What to produce:
From the first line to the last, write out the records exactly.

Available records:

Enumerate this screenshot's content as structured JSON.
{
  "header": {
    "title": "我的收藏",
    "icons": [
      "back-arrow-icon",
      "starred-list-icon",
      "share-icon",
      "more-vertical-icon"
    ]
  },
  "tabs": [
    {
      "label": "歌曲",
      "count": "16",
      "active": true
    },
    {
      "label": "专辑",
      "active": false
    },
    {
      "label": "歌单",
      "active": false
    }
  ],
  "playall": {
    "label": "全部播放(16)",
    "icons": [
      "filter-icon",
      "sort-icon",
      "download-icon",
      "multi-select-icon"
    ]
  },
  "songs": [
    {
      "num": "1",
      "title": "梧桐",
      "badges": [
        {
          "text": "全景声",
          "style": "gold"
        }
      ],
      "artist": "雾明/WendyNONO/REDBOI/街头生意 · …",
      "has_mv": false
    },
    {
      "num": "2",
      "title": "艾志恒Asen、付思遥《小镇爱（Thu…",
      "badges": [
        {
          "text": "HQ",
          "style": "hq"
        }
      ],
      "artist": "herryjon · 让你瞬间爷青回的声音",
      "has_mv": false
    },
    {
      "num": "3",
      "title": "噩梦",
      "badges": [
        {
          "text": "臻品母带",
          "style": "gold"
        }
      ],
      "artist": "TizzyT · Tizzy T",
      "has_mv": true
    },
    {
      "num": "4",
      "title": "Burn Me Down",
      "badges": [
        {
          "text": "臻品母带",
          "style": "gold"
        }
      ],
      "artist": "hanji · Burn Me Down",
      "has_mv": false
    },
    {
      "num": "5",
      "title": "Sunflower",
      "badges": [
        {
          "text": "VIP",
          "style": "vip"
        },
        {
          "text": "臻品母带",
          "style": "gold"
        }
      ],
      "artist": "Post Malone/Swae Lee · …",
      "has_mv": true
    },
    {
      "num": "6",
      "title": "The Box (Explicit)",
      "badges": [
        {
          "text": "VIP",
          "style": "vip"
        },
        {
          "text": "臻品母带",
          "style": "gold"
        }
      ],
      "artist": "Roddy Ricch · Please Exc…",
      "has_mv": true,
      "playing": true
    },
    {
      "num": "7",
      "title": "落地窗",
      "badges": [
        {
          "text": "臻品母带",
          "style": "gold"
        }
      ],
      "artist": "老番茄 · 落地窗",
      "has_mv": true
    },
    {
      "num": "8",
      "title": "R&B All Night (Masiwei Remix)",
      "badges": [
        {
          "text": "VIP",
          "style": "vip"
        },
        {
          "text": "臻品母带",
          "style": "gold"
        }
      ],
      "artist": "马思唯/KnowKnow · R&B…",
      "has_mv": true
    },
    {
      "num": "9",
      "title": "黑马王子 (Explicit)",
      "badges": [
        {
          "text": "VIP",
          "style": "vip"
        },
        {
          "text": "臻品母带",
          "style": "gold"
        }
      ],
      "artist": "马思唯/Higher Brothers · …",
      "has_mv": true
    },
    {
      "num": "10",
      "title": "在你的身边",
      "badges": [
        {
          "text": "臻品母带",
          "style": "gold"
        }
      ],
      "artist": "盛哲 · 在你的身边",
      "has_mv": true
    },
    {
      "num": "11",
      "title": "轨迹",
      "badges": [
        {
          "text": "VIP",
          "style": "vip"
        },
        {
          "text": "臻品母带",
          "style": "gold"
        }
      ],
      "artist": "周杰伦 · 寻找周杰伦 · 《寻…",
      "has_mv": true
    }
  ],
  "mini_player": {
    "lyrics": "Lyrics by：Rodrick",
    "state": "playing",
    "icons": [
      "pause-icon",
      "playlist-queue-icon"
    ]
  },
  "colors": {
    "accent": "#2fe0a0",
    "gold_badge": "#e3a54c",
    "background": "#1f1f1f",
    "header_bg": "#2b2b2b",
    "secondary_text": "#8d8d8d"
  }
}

Result for this task:
Enumerate this screenshot's content as structured JSON.
{
  "header": {
    "title": "我的收藏",
    "icons": [
      "back-arrow-icon",
      "starred-list-icon",
      "share-icon",
      "more-vertical-icon"
    ]
  },
  "tabs": [
    {
      "label": "歌曲",
      "count": "16",
      "active": true
    },
    {
      "label": "专辑",
      "active": false
    },
    {
      "label": "歌单",
      "active": false
    }
  ],
  "playall": {
    "label": "全部播放(16)",
    "icons": [
      "filter-icon",
      "sort-icon",
      "download-icon",
      "multi-select-icon"
    ]
  },
  "songs": [
    {
      "num": "1",
      "title": "梧桐",
      "badges": [
        {
          "text": "全景声",
          "style": "gold"
        }
      ],
      "artist": "雾明/WendyNONO/REDBOI/街头生意 · …",
      "has_mv": false
    },
    {
      "num": "2",
      "title": "艾志恒Asen、付思遥《小镇爱（Thu…",
      "badges": [
        {
          "text": "HQ",
          "style": "hq"
        }
      ],
      "artist": "herryjon · 让你瞬间爷青回的声音",
      "has_mv": false
    },
    {
      "num": "3",
      "title": "噩梦",
      "badges": [
        {
          "text": "臻品母带",
          "style": "gold"
        }
      ],
      "artist": "TizzyT · Tizzy T",
      "has_mv": true
    },
    {
      "num": "4",
      "title": "Burn Me Down",
      "badges": [
        {
          "text": "臻品母带",
          "style": "gold"
        }
      ],
      "artist": "hanji · Burn Me Down",
      "has_mv": false
    },
    {
      "num": "5",
      "title": "Sunflower",
      "badges": [
        {
          "text": "VIP",
          "style": "vip"
        },
        {
          "text": "臻品母带",
          "style": "gold"
        }
      ],
      "artist": "Post Malone/Swae Lee · …",
      "has_mv": true
    },
    {
      "num": "6",
      "title": "The Box (Explicit)",
      "badges": [
        {
          "text": "VIP",
          "style": "vip"
        },
        {
          "text": "臻品母带",
          "style": "gold"
        }
      ],
      "artist": "Roddy Ricch · Please Exc…",
      "has_mv": true,
      "playing": true
    },
    {
      "num": "7",
      "title": "落地窗",
      "badges": [
        {
          "text": "臻品母带",
          "style": "gold"
        }
      ],
      "artist": "老番茄 · 落地窗",
      "has_mv": true
    },
    {
      "num": "8",
      "title": "R&B All Night (Masiwei Remix)",
      "badges": [
        {
          "text": "VIP",
          "style": "vip"
        },
        {
          "text": "臻品母带",
          "style": "gold"
        }
      ],
      "artist": "马思唯/KnowKnow · R&B…",
      "has_mv": true
    },
    {
      "num": "9",
      "title": "黑马王子 (Explicit)",
      "badges": [
        {
          "text": "VIP",
          "style": "vip"
        },
        {
          "text": "臻品母带",
          "style": "gold"
        }
      ],
      "artist": "马思唯/Higher Brothers · …",
      "has_mv": true
    },
    {
      "num": "10",
      "title": "在你的身边",
      "badges": [
        {
          "text": "臻品母带",
          "style": "gold"
        }
      ],
      "artist": "盛哲 · 在你的身边",
      "has_mv": true
    },
    {
      "num": "11",
      "title": "轨迹",
      "badges": [
        {
          "text": "VIP",
          "style": "vip"
        },
        {
          "text": "臻品母带",
          "style": "gold"
        }
      ],
      "artist": "周杰伦 · 寻找周杰伦 · 《寻…",
      "has_mv": true
    }
  ],
  "mini_player": {
    "lyrics": "Lyrics by：Rodrick",
    "state": "playing",
    "icons": [
      "pause-icon",
      "playlist-queue-icon"
    ]
  },
  "colors": {
    "accent": "#2fe0a0",
    "gold_badge": "#e3a54c",
    "background": "#1f1f1f",
    "header_bg": "#2b2b2b",
    "secondary_text": "#8d8d8d"
  }
}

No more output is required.